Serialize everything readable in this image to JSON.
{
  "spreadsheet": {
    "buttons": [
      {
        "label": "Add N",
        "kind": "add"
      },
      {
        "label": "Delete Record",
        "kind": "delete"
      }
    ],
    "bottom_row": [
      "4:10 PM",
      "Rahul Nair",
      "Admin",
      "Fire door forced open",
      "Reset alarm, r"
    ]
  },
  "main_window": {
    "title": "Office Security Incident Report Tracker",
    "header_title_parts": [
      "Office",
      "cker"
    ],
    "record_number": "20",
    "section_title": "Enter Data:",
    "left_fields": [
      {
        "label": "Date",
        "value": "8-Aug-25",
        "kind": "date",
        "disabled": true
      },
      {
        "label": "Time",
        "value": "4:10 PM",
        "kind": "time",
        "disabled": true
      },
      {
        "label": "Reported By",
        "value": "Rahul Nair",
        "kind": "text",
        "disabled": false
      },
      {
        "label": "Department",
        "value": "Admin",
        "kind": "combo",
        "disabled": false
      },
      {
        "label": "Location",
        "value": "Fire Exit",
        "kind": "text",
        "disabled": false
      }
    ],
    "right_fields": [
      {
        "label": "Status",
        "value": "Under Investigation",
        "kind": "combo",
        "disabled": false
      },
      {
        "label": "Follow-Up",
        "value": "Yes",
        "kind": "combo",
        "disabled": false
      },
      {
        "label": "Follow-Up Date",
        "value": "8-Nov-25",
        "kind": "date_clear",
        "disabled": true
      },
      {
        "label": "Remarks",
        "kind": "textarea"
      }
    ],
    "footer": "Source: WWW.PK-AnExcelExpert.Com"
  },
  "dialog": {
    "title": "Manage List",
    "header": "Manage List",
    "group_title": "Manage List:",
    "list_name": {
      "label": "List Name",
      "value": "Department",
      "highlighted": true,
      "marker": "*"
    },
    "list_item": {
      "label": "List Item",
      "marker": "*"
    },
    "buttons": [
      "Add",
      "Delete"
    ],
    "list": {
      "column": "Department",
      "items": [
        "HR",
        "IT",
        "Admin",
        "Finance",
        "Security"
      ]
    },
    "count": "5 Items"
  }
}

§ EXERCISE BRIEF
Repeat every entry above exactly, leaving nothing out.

§ OUTPUT OF THE TASK
Serialize everything readable in this image to JSON.
{
  "spreadsheet": {
    "buttons": [
      {
        "label": "Add N",
        "kind": "add"
      },
      {
        "label": "Delete Record",
        "kind": "delete"
      }
    ],
    "bottom_row": [
      "4:10 PM",
      "Rahul Nair",
      "Admin",
      "Fire door forced open",
      "Reset alarm, r"
    ]
  },
  "main_window": {
    "title": "Office Security Incident Report Tracker",
    "header_title_parts": [
      "Office",
      "cker"
    ],
    "record_number": "20",
    "section_title": "Enter Data:",
    "left_fields": [
      {
        "label": "Date",
        "value": "8-Aug-25",
        "kind": "date",
        "disabled": true
      },
      {
        "label": "Time",
        "value": "4:10 PM",
        "kind": "time",
        "disabled": true
      },
      {
        "label": "Reported By",
        "value": "Rahul Nair",
        "kind": "text",
        "disabled": false
      },
      {
        "label": "Department",
        "value": "Admin",
        "kind": "combo",
        "disabled": false
      },
      {
        "label": "Location",
        "value": "Fire Exit",
        "kind": "text",
        "disabled": false
      }
    ],
    "right_fields": [
      {
        "label": "Status",
        "value": "Under Investigation",
        "kind": "combo",
        "disabled": false
      },
      {
        "label": "Follow-Up",
        "value": "Yes",
        "kind": "combo",
        "disabled": false
      },
      {
        "label": "Follow-Up Date",
        "value": "8-Nov-25",
        "kind": "date_clear",
        "disabled": true
      },
      {
        "label": "Remarks",
        "kind": "textarea"
      }
    ],
    "footer": "Source: WWW.PK-AnExcelExpert.Com"
  },
  "dialog": {
    "title": "Manage List",
    "header": "Manage List",
    "group_title": "Manage List:",
    "list_name": {
      "label": "List Name",
      "value": "Department",
      "highlighted": true,
      "marker": "*"
    },
    "list_item": {
      "label": "List Item",
      "marker": "*"
    },
    "buttons": [
      "Add",
      "Delete"
    ],
    "list": {
      "column": "Department",
      "items": [
        "HR",
        "IT",
        "Admin",
        "Finance",
        "Security"
      ]
    },
    "count": "5 Items"
  }
}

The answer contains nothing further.